What you will do: Copy out the lines of the material that include the string "hint".

◆ ◆ ◆ ◆

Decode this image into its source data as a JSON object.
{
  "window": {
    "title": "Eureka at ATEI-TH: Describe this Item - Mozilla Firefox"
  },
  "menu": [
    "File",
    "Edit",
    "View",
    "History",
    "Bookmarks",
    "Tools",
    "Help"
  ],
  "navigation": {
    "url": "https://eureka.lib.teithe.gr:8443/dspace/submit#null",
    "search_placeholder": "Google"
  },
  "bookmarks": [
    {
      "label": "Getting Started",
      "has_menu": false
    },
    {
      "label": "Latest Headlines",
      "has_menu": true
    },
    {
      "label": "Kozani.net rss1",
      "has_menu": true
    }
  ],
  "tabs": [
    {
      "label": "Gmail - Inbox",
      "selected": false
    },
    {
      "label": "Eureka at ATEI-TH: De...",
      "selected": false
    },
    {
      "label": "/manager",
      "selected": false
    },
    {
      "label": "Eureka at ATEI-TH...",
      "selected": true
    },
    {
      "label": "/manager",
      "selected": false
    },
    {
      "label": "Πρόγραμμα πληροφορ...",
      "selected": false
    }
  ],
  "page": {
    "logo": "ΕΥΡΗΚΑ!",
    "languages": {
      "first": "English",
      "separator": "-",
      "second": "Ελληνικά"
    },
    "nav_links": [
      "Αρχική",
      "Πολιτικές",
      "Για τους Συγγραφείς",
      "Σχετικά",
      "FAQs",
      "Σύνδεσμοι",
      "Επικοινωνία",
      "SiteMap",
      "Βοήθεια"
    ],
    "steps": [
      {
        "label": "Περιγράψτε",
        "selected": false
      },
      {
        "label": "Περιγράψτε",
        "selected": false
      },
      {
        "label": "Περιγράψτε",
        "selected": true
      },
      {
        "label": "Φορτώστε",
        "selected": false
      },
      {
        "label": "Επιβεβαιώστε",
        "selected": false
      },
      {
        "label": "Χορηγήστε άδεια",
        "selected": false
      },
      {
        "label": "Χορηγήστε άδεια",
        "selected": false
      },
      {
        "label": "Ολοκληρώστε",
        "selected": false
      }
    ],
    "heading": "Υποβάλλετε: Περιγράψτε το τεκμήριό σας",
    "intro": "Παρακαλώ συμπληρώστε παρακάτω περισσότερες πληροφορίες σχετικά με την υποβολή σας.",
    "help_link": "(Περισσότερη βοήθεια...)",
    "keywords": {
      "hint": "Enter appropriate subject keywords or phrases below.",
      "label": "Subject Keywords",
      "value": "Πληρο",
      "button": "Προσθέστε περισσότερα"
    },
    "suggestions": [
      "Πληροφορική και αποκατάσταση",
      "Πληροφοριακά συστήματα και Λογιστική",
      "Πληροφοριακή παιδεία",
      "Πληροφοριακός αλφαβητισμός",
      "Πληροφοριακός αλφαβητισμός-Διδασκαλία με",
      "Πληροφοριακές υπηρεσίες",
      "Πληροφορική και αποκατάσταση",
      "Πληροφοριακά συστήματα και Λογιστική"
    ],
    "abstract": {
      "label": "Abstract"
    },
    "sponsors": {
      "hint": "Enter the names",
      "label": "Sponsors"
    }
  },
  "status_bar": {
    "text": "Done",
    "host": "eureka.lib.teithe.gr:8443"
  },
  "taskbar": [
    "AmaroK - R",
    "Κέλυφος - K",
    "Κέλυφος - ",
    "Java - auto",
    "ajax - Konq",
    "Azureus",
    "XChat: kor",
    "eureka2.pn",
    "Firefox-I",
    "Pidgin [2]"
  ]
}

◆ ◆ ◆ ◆

Answer to this task:
      "hint": "Enter appropriate subject keywords or phrases below.",
      "hint": "Enter the names",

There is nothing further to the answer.